Can a child’s boundless and desperate imagination offer an escape from a cruel reality?
On the outskirts of Fairbanks, six-year-old Robbie meets a mesmerizing girl his own age, and together they explore the mysterious woodland surrounding their homes. The world they discover is built from their fantasies, and inhabited by creatures born from their dreams.
But while Robbie and Fristeen grow inseparable, Robbie’s parents are drifting apart, and Fristeen’s mother is coming undone. As their homes become increasingly unstable, the children travel deeper and farther into their private world. The forest—and the gods who inhabit it—becomes their refuge until, at summer’s end, they are forced to choose between the crushing prospects of the real world, and the lethal demands of their ideal one.
Told as a parable, and vividly observed, Too Far is an exhilarating and heart-breaking story of an end to innocence that captures the triumphs and follies of the child’s imagination as it struggles to remain boundless and free.
Q: In writing Too Far, you challenged yourself to conjure your inner six-year-old.
RS: I did two drafts of the book back in 1989 and 1990. The biggest problem I encountered was trying to remember what it was like to be six. The experience of creating a fantasy world in a natural setting—that I could recall. But a lot of the other things were difficult: I couldn’t summon up a six-year-old’s language or the practical details of what a child of that age can and can’t do. Can a six-year-old make a telephone call? I realized that I couldn’t get Too Far right unless I was very close to children of that age.
When my daughter, Sky, turned six I thought, I’d better stop what I’m doing and focus on Too Far. She lived for her fantasies, and she’d cultivated friendships with friends who have that same quality. This was my chance.
She participated in character development—not just Fristeen, but most of the other characters as well, especially Shivers. She also created the title font for the book. The story couldn’t have been written without her.
Q: What makes six so special?

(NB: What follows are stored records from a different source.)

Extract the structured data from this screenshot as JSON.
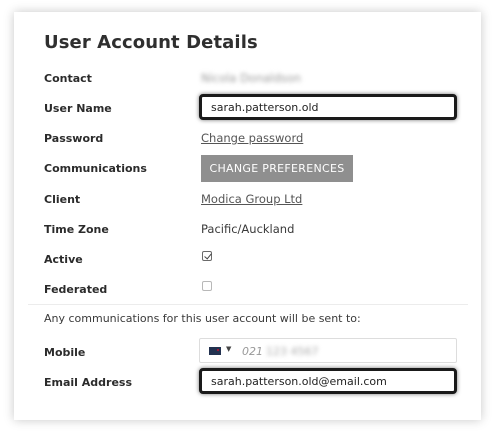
{
  "page": {
    "title": "User Account Details",
    "notice": "Any communications for this user account will be sent to:"
  },
  "labels": {
    "contact": "Contact",
    "username": "User Name",
    "password": "Password",
    "communications": "Communications",
    "client": "Client",
    "timezone": "Time Zone",
    "active": "Active",
    "federated": "Federated",
    "mobile": "Mobile",
    "email": "Email Address"
  },
  "values": {
    "contact": "Nicola Donaldson",
    "username": "sarah.patterson.old",
    "password_link": "Change password",
    "communications_button": "CHANGE PREFERENCES",
    "client_link": "Modica Group Ltd",
    "timezone": "Pacific/Auckland",
    "active": true,
    "federated": false,
    "mobile_prefix": "021",
    "mobile_rest": "123 4567",
    "email": "sarah.patterson.old@email.com"
  },
  "icons": {
    "country_flag": "nz-flag-icon",
    "dropdown_caret": "chevron-down-icon",
    "caret_glyph": "▼"
  },
  "colors": {
    "button_bg": "#8f8f8f",
    "highlight_border": "#1a1a1a"
  }
}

RS: Something crucial happens at that age. Kids are past walking and talking, the imitation phase, the age-three declaration of independence, and so on. All the mechanical systems work. But the boundaries of the self aren’t yet frozen. The child is not clear about “what’s me and what’s not me.”
At that age, a child is capable of very sophisticated conceptions, and physically capable of real exploration. A six-year-old can go long and far, both mentally and physically. But they don’t yet understand the difference between fantasy and reality. A six-year-old doesn’t understand where the self stops and the world begins.
It doesn’t last long. My daughter is in second grade now. She’s seven, and the time of serious magic is nearly over. Fantastic creatures and imaginary companions have given way to her experiences in the real world. Eighteen months ago, she could look me in the eye and tell me that she flew behind the moon.
Too Far in the TooFar Media App
The multimedia version of Too Far combines Rich’s novel with visionary artwork by Eugene Von Bruenchenhein, and music featuring enchanting vocals by Maria Taylor.
Use your device’s camera to scan and download the TooFar Media App. Available on iOS and Android.